(Artist’s conception of the Pioneer Venus Orbiter. NASA image.)
The Pioneer Venus Orbiter was designed to study Venusian from orbit, and was followed about three months later by a second spacecraft, the “Multiprobe,” which carried small probes to be dropped into the Venusian atmosphere.
The Orbiter arrived at Venus on December 4, 1978, and continued operating until its fuel ran out, it dropped out of orbit, and burned up in October 1992. During its operational life, the Orbiter observed Comet Halley when it was not visible from Earth, became the first spacecraft to map the surface of Venus, and
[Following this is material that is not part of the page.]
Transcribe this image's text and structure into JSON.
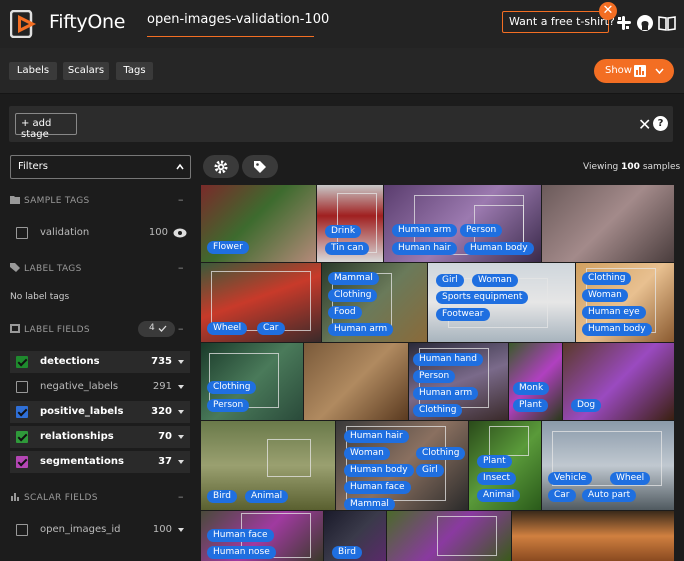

measured the detailed structure of the upper atmosphere and ionosphere of Venus, investigated the interaction of the solar wind with the ionosphere and the magnetic field in the vicinity of Venus, determined the characteristics of the atmosphere and surface of Venus on a planetary scale, determined the planet’s gravitational field harmonics from perturbations of the spacecraft orbit, and detected gamma-ray bursts.